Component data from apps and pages

::::::::::

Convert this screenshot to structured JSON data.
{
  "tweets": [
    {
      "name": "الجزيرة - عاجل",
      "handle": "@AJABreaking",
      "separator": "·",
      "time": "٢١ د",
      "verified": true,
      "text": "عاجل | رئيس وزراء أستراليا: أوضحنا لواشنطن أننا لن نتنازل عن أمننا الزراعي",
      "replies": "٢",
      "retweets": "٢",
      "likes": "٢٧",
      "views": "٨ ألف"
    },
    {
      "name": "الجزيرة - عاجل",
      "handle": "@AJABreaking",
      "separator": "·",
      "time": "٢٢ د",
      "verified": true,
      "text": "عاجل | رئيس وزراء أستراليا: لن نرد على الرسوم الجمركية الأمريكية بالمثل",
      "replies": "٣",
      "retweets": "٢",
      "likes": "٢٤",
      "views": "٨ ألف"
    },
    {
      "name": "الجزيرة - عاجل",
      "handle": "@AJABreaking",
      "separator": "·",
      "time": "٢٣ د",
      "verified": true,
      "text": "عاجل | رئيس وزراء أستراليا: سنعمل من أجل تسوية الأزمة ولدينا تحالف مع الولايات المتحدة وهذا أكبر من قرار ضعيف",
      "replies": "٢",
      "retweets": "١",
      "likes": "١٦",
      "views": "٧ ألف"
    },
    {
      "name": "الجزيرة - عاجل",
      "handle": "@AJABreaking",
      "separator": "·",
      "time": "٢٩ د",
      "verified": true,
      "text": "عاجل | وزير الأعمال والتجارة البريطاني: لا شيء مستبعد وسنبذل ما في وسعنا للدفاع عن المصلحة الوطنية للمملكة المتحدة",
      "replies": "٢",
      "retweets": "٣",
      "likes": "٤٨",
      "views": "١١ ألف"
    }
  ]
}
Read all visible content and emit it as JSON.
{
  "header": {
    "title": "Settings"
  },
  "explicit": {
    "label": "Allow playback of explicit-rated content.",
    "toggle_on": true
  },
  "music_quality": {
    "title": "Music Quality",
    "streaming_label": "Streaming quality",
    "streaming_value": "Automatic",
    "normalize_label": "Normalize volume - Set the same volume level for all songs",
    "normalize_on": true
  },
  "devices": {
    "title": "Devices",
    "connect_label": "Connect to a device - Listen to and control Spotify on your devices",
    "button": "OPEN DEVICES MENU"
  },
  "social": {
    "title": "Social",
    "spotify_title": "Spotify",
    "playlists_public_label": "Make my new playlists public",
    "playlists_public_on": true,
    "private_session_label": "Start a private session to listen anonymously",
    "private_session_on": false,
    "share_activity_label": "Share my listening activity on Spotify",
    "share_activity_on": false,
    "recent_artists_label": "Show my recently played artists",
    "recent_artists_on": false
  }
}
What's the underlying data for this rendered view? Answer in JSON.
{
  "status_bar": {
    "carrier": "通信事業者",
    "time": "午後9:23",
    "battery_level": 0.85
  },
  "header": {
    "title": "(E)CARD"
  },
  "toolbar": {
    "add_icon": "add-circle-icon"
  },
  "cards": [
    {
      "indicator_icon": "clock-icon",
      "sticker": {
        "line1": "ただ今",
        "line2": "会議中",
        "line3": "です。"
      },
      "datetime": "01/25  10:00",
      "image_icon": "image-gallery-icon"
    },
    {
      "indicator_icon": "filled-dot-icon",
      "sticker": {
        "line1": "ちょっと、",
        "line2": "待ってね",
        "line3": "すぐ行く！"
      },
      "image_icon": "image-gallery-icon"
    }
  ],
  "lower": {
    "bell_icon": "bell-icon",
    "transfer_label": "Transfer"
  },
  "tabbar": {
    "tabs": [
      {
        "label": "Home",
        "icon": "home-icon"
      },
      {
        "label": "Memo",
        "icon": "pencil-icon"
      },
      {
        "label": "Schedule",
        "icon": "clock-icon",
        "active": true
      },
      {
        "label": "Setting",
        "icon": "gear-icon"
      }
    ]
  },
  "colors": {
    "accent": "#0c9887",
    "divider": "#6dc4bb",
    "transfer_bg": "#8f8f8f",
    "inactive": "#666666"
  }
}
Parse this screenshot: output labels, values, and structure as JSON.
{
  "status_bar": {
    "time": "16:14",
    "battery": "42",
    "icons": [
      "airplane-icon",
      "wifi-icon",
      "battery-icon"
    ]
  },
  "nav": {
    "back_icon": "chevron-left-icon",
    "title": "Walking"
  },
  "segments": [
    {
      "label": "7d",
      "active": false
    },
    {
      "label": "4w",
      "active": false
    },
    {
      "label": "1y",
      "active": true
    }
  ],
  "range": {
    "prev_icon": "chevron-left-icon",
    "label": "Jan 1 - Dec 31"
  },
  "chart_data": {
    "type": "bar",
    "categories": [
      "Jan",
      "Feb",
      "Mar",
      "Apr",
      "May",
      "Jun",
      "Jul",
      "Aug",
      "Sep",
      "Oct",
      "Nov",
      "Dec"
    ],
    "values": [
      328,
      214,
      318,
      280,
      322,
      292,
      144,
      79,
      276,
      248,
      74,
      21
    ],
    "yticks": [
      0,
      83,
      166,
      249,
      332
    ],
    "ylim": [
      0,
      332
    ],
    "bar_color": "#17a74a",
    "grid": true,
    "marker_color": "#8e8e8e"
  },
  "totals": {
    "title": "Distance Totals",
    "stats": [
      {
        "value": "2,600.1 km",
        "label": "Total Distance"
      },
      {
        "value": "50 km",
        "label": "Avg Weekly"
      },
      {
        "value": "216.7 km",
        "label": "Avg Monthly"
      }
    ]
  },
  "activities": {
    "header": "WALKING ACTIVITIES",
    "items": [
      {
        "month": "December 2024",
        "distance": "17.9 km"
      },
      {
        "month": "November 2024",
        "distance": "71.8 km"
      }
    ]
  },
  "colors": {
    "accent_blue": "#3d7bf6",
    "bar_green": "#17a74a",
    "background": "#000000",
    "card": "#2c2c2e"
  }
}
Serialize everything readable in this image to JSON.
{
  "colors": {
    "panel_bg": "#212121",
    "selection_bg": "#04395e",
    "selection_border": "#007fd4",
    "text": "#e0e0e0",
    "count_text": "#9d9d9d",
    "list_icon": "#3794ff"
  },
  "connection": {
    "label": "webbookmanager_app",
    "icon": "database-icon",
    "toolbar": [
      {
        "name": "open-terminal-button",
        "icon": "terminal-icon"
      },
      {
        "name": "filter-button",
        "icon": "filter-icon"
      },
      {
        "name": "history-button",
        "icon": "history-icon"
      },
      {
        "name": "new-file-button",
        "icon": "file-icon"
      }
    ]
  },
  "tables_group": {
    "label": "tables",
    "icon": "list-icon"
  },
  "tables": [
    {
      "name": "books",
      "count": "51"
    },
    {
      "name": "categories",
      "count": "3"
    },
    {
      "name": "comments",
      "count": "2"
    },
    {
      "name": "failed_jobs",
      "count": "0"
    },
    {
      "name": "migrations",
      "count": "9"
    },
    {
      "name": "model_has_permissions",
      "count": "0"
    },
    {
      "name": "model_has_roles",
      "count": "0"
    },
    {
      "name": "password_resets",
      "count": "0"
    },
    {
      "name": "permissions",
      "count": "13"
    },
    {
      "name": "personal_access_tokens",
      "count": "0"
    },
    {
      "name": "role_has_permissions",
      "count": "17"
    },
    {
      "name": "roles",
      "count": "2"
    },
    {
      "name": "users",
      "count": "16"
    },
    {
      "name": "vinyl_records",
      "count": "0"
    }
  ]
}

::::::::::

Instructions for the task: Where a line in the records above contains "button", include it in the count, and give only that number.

Exercise result: 5